Next: Google Pixel 7 — 5 reasons to buy and 3 reasons to skip.
This story is repeated numerous times across Pixel 3,4,5 models... and I have seen bricking posts on the 6 along with many problems with the 6, but I did not dive as deeply into those, admittedly. But gosh oh golly gee, I'm sure Google overnight changed their QA policies to magically make their quality so much better with the PixelBrick 6 and 7 after 5 iterations of prior PixelBricks. Most state the issue occurs after 2-3 years, so, if you have income to drop $800 every 2-3 years on a phone, buy this year's PixelBrick. Now, do the same sort of search for "Samsung Bricked" and the posts are far fewer. Heck, Android Authority had a separate article on the Pixel 3 Brick phenom. And yes, you're right. What good is 5 years of updates for a brick? It's not. I'll pass on Pixels. I have never, ever had a phone over the past many years that died like this... all gave warning signs and even then, did not brick so that I could still use them as webcams. No more PixelBricks for me. The Google employees posting here can continue to get them on their discounts, but I'll take a hard pass.
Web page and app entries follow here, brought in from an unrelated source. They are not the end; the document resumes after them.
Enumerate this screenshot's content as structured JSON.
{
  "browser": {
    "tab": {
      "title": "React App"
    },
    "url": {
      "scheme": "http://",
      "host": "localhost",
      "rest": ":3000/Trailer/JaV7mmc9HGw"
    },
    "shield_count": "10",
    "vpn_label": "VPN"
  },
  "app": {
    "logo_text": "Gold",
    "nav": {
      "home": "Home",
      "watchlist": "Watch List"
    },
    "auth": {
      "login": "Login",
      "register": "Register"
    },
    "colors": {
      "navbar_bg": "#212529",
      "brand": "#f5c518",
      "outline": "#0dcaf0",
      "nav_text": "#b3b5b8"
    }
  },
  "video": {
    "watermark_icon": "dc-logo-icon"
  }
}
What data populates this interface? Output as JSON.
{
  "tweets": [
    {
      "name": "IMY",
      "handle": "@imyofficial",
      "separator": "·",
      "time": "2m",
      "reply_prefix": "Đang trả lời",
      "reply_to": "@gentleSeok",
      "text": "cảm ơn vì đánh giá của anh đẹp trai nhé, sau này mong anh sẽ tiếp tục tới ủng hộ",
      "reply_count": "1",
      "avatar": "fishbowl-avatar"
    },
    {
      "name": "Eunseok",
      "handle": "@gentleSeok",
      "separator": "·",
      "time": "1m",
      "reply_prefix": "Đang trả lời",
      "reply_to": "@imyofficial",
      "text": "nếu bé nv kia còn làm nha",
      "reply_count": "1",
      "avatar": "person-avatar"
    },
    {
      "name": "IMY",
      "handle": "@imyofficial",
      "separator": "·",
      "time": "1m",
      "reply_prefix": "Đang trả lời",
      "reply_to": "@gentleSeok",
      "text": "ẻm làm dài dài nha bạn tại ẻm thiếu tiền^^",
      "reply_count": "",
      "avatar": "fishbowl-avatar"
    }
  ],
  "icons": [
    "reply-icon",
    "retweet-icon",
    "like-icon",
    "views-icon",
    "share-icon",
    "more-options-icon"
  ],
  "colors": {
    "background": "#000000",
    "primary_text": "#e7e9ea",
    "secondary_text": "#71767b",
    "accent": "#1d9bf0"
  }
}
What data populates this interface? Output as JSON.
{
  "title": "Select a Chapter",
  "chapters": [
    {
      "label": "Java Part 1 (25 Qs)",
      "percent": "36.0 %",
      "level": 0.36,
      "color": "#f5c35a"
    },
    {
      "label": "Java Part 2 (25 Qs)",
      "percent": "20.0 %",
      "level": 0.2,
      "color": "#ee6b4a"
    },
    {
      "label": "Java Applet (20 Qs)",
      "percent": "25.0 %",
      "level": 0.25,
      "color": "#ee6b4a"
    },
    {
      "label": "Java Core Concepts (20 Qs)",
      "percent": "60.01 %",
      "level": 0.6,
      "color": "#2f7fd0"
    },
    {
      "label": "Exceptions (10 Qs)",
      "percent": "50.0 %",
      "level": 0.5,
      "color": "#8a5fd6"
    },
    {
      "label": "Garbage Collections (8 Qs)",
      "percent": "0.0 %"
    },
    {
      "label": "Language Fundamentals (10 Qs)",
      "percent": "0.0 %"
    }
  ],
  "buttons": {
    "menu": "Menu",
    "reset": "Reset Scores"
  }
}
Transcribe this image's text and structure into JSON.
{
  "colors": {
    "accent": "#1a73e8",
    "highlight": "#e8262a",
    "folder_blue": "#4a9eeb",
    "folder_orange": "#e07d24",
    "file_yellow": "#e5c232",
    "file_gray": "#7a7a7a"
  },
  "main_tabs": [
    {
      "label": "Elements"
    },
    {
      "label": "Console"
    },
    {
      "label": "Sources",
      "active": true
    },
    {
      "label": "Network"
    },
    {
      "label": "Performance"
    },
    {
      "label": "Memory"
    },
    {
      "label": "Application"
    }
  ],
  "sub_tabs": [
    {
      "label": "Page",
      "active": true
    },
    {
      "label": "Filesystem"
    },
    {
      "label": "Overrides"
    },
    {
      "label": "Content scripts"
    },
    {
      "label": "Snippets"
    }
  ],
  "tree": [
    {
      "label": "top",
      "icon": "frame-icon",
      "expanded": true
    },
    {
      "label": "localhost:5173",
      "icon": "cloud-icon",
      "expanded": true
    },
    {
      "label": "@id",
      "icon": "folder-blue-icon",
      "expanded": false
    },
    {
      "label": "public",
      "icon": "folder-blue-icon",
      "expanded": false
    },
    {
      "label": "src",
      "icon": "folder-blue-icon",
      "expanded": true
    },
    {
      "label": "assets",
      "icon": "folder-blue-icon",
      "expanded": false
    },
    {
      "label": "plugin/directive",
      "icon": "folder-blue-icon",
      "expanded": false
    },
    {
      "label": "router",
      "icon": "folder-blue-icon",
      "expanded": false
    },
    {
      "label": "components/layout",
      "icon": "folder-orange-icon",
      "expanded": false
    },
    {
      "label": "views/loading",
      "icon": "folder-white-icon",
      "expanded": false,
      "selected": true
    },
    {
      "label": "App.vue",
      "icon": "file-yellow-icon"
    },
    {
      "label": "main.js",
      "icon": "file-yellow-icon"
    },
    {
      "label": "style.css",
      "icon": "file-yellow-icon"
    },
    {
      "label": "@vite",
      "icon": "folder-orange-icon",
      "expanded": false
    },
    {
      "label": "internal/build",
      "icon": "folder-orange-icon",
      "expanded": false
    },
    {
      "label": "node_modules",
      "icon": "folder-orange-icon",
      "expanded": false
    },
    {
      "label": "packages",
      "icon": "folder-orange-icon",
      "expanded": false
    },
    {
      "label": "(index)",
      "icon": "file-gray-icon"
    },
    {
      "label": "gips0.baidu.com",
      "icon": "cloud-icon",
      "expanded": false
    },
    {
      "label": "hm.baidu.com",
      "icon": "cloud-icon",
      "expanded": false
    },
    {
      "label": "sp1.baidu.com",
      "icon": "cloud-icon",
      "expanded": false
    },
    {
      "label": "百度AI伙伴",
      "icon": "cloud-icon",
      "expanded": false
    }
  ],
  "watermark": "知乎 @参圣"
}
Previous Samsung user, never had any issues with those either. Just prefer the Pixel.
I am certainly not a Google employee, nor do they pay me or provide any discounts.
Oh. If I don't share your opinion, I must be a Google employee, huh? Your post looks a lot more like propaganda than mine. You are not credible at all.